• statue

    I am commisioned by a wealthy opera singer to carve a marble sculpture of her own torso. Without shame, she disrobes, and I make preparatory drawings, noting the lines of her voluptuous curves and the weight of her voluminous tresses.
    An enormous block of marble is duly delivered to the velvety chamber where I am to carry out my trade. Confidently I take up my mallet and chisel, and begin to rough out the statue.
    Days pass, then weeks, and after a period of over two months I announce to my patron that the work is complete. She stares for some time at the fruit of my endeavours. Something is not right. I sense that she is displeased in some way. I shoo her from the chamber, order another block of marble, and begin again. I am enshrouded in dust, I work through the night, until my fingers are raw and my breath comes in harsh rasps.
    Again, my employer is unaccountably dissatisfied. I continue to order marble, and continue to carve statue after statue, while the years pass. When, eventually, I create a marble likeness of the opera singer on her deathbed with my own wizened and arthritic fingers, she at last nods, smiles, and abandons herself to the relentless pull of eternal sleep. I place my chisels carefully on the floor, and lie next to her, placing my dusty hand in her cooling fingers.
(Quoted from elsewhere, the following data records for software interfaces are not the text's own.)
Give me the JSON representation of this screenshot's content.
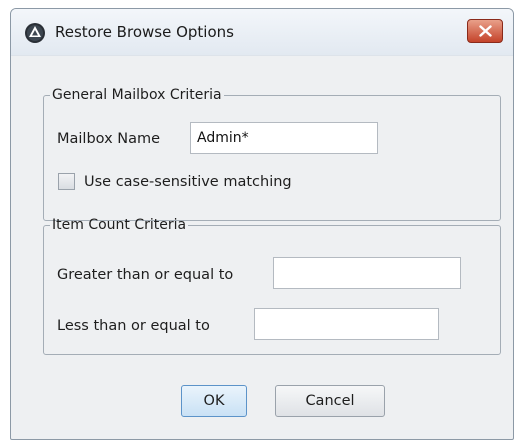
{
  "window": {
    "title": "Restore Browse Options",
    "icon": "app-logo-icon",
    "close_icon": "close-icon"
  },
  "general_criteria": {
    "legend": "General Mailbox Criteria",
    "mailbox_name_label": "Mailbox Name",
    "mailbox_name_value": "Admin*",
    "case_sensitive_label": "Use case-sensitive matching",
    "case_sensitive_checked": false
  },
  "item_count_criteria": {
    "legend": "Item Count Criteria",
    "greater_than_label": "Greater than or equal to",
    "greater_than_value": "",
    "less_than_label": "Less than or equal to",
    "less_than_value": ""
  },
  "buttons": {
    "ok_label": "OK",
    "cancel_label": "Cancel"
  },
  "colors": {
    "close_button": "#c4432a",
    "ok_button_border": "#5c93c9"
  }
}
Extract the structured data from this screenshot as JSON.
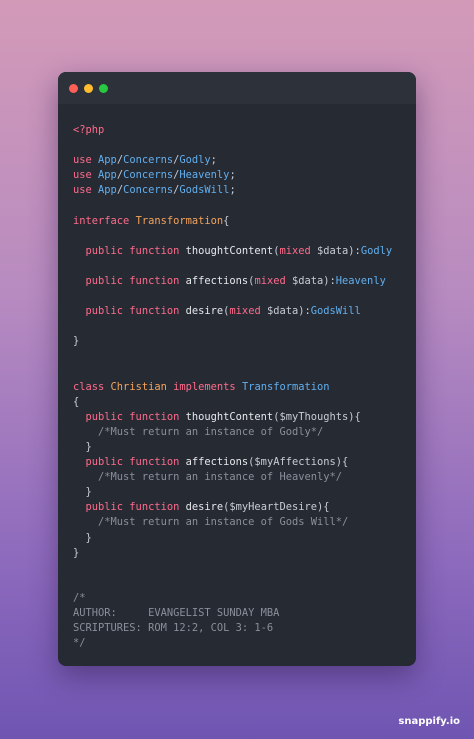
{
  "window": {
    "controls": [
      "close",
      "minimize",
      "maximize"
    ]
  },
  "code": {
    "lines": [
      [
        {
          "t": "<?php",
          "c": "tag"
        }
      ],
      [],
      [
        {
          "t": "use ",
          "c": "kw"
        },
        {
          "t": "App",
          "c": "ty"
        },
        {
          "t": "/",
          "c": "pu"
        },
        {
          "t": "Concerns",
          "c": "ty"
        },
        {
          "t": "/",
          "c": "pu"
        },
        {
          "t": "Godly",
          "c": "ty"
        },
        {
          "t": ";",
          "c": "pu"
        }
      ],
      [
        {
          "t": "use ",
          "c": "kw"
        },
        {
          "t": "App",
          "c": "ty"
        },
        {
          "t": "/",
          "c": "pu"
        },
        {
          "t": "Concerns",
          "c": "ty"
        },
        {
          "t": "/",
          "c": "pu"
        },
        {
          "t": "Heavenly",
          "c": "ty"
        },
        {
          "t": ";",
          "c": "pu"
        }
      ],
      [
        {
          "t": "use ",
          "c": "kw"
        },
        {
          "t": "App",
          "c": "ty"
        },
        {
          "t": "/",
          "c": "pu"
        },
        {
          "t": "Concerns",
          "c": "ty"
        },
        {
          "t": "/",
          "c": "pu"
        },
        {
          "t": "GodsWill",
          "c": "ty"
        },
        {
          "t": ";",
          "c": "pu"
        }
      ],
      [],
      [
        {
          "t": "interface ",
          "c": "kw"
        },
        {
          "t": "Transformation",
          "c": "cls"
        },
        {
          "t": "{",
          "c": "pu"
        }
      ],
      [],
      [
        {
          "t": "  public function ",
          "c": "kw"
        },
        {
          "t": "thoughtContent",
          "c": "fn"
        },
        {
          "t": "(",
          "c": "pu"
        },
        {
          "t": "mixed ",
          "c": "kw"
        },
        {
          "t": "$data",
          "c": "pu"
        },
        {
          "t": "):",
          "c": "pu"
        },
        {
          "t": "Godly",
          "c": "ty"
        }
      ],
      [],
      [
        {
          "t": "  public function ",
          "c": "kw"
        },
        {
          "t": "affections",
          "c": "fn"
        },
        {
          "t": "(",
          "c": "pu"
        },
        {
          "t": "mixed ",
          "c": "kw"
        },
        {
          "t": "$data",
          "c": "pu"
        },
        {
          "t": "):",
          "c": "pu"
        },
        {
          "t": "Heavenly",
          "c": "ty"
        }
      ],
      [],
      [
        {
          "t": "  public function ",
          "c": "kw"
        },
        {
          "t": "desire",
          "c": "fn"
        },
        {
          "t": "(",
          "c": "pu"
        },
        {
          "t": "mixed ",
          "c": "kw"
        },
        {
          "t": "$data",
          "c": "pu"
        },
        {
          "t": "):",
          "c": "pu"
        },
        {
          "t": "GodsWill",
          "c": "ty"
        }
      ],
      [],
      [
        {
          "t": "}",
          "c": "pu"
        }
      ],
      [],
      [],
      [
        {
          "t": "class ",
          "c": "kw"
        },
        {
          "t": "Christian ",
          "c": "cls"
        },
        {
          "t": "implements ",
          "c": "kw"
        },
        {
          "t": "Transformation",
          "c": "ty"
        }
      ],
      [
        {
          "t": "{",
          "c": "pu"
        }
      ],
      [
        {
          "t": "  public function ",
          "c": "kw"
        },
        {
          "t": "thoughtContent",
          "c": "fn"
        },
        {
          "t": "($myThoughts){",
          "c": "pu"
        }
      ],
      [
        {
          "t": "    /*Must return an instance of Godly*/",
          "c": "cm"
        }
      ],
      [
        {
          "t": "  }",
          "c": "pu"
        }
      ],
      [
        {
          "t": "  public function ",
          "c": "kw"
        },
        {
          "t": "affections",
          "c": "fn"
        },
        {
          "t": "($myAffections){",
          "c": "pu"
        }
      ],
      [
        {
          "t": "    /*Must return an instance of Heavenly*/",
          "c": "cm"
        }
      ],
      [
        {
          "t": "  }",
          "c": "pu"
        }
      ],
      [
        {
          "t": "  public function ",
          "c": "kw"
        },
        {
          "t": "desire",
          "c": "fn"
        },
        {
          "t": "($myHeartDesire){",
          "c": "pu"
        }
      ],
      [
        {
          "t": "    /*Must return an instance of Gods Will*/",
          "c": "cm"
        }
      ],
      [
        {
          "t": "  }",
          "c": "pu"
        }
      ],
      [
        {
          "t": "}",
          "c": "pu"
        }
      ],
      [],
      [],
      [
        {
          "t": "/*",
          "c": "cm"
        }
      ],
      [
        {
          "t": "AUTHOR:     EVANGELIST SUNDAY MBA",
          "c": "cm"
        }
      ],
      [
        {
          "t": "SCRIPTURES: ROM 12:2, COL 3: 1-6",
          "c": "cm"
        }
      ],
      [
        {
          "t": "*/",
          "c": "cm"
        }
      ]
    ]
  },
  "brand": {
    "label": "snappify.io"
  },
  "colors": {
    "background_top": "#d39ab8",
    "background_bottom": "#6f55b2",
    "editor_bg": "#262a33",
    "keyword": "#ff6b8b",
    "type": "#61afef",
    "class_name": "#f5a35b",
    "comment": "#8a8f99"
  }
}
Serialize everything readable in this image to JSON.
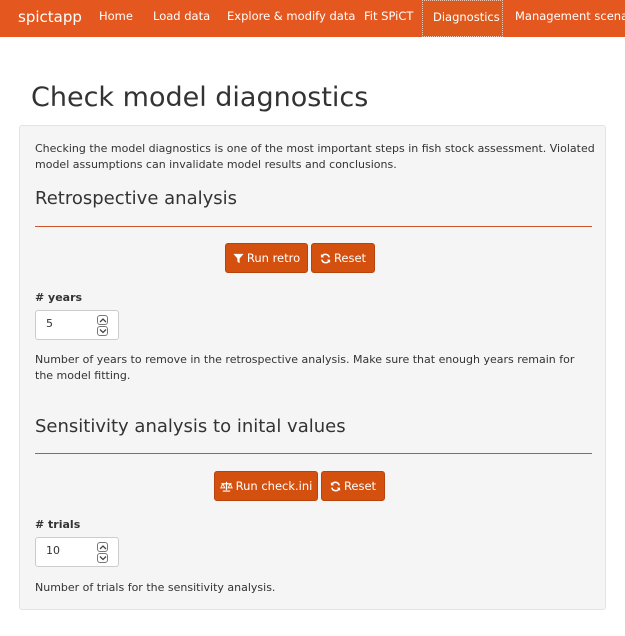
{
  "nav": {
    "brand": "spictapp",
    "items": [
      {
        "label": "Home"
      },
      {
        "label": "Load data"
      },
      {
        "label": "Explore & modify data"
      },
      {
        "label": "Fit SPiCT"
      },
      {
        "label": "Diagnostics",
        "active": true
      },
      {
        "label": "Management scenario"
      }
    ]
  },
  "page": {
    "title": "Check model diagnostics",
    "intro": "Checking the model diagnostics is one of the most important steps in fish stock assessment. Violated model assumptions can invalidate model results and conclusions."
  },
  "retro": {
    "heading": "Retrospective analysis",
    "run_label": "Run retro",
    "run_icon": "filter-icon",
    "reset_label": "Reset",
    "reset_icon": "refresh-icon",
    "input_label": "# years",
    "input_value": "5",
    "help": "Number of years to remove in the retrospective analysis. Make sure that enough years remain for the model fitting."
  },
  "sensitivity": {
    "heading": "Sensitivity analysis to inital values",
    "run_label": "Run check.ini",
    "run_icon": "balance-scale-icon",
    "reset_label": "Reset",
    "reset_icon": "refresh-icon",
    "input_label": "# trials",
    "input_value": "10",
    "help": "Number of trials for the sensitivity analysis."
  },
  "colors": {
    "navbar": "#e4571f",
    "button": "#d4500f",
    "rule": "#c9542a",
    "well": "#f5f5f5"
  }
}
    cold wet nights(and parties that don't end)

    I am invited to a party which is being hosted by some old friends. As usual, I get to the party early and stand awkwardly outside the gates to the house. It is dark but warm, and unknown creatures speak to one another in the night. I step hesitantly into the overgrown garden, and notice a light on in the house. Although the party may not have started, I convince myself that my hosts need help with the preparations. I am a dab hand at samosas.
    Easing my way through the conifers that bar my progress, I approach the lighted house. Intending to play a minor joke, I peer in through the window, and I am surprised to see two Aliens from Outer Space conversing in the drawing-room. They appear to be engrossed in a clever discussion, and I withdraw quietly, not wanting to disturb them. After loitering outside the front gate for some time, I make my way back home, now sure that the party is either not going to happen or that I have inadvertantly entered another dimension.
    About a week later, I come across one of my old friends in a cafe. He asks me why I wasn't at their party. I make my excuses and leave. My brother calls me at home, and we discuss our respective social lives. My brother complains of a boredom with life, while I counterpoint with a distrust of parties in general and clever Aliens in particular.
    Eventually, we agree to finish the conversation, but as I put the phone on the hook I am seized with terror. Quivering, I run a bath, aware that both my reactions and my emotions are ill-placed.